Raw data section start
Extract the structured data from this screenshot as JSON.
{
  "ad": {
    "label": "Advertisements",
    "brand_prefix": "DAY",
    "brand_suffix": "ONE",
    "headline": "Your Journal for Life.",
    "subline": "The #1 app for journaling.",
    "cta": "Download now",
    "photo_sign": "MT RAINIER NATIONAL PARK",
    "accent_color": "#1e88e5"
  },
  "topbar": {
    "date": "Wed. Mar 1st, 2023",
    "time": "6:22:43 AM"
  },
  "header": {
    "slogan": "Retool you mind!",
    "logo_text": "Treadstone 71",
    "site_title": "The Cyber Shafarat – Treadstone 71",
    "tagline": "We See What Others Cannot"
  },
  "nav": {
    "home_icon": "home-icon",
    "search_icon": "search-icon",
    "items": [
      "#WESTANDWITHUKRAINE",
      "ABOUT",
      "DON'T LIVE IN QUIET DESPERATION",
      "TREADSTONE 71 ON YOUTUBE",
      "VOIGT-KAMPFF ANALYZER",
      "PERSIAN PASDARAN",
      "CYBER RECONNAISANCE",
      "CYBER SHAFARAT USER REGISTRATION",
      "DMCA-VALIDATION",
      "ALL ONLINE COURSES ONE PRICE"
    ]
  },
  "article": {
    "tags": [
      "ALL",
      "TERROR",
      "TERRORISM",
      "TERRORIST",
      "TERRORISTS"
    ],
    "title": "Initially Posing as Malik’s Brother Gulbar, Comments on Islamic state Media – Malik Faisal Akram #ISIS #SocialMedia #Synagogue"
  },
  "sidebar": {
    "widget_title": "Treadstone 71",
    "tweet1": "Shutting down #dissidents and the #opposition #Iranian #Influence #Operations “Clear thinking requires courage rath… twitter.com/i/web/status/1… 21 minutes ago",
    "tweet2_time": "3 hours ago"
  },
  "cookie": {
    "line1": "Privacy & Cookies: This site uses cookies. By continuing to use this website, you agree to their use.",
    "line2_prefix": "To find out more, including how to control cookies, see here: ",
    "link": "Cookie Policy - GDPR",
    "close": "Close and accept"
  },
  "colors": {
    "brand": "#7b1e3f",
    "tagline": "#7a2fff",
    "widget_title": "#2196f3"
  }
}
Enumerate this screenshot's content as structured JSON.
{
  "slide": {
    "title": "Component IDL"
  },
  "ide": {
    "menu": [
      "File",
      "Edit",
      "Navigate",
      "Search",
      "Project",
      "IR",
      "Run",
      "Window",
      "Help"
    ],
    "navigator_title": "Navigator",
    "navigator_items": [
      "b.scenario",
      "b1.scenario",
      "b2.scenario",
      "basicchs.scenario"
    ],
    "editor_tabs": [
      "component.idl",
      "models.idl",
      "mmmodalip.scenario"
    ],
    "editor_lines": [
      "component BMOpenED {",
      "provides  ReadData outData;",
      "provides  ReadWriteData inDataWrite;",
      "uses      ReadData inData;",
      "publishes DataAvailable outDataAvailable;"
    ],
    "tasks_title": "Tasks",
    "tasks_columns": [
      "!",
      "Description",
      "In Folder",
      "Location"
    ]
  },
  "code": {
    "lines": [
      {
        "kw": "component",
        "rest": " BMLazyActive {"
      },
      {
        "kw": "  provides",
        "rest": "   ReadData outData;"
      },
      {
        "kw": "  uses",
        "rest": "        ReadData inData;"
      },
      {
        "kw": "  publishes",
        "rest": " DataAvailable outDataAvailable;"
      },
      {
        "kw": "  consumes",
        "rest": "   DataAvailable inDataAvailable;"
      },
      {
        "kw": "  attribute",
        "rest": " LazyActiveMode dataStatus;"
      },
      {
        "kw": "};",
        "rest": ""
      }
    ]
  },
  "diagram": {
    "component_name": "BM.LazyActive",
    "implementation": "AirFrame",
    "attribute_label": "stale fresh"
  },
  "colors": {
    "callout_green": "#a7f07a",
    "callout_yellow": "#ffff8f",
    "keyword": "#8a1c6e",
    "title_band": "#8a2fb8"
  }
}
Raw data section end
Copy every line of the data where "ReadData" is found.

      "provides  ReadData outData;",
      "uses      ReadData inData;",
        "rest": "   ReadData outData;"
        "rest": "        ReadData inData;"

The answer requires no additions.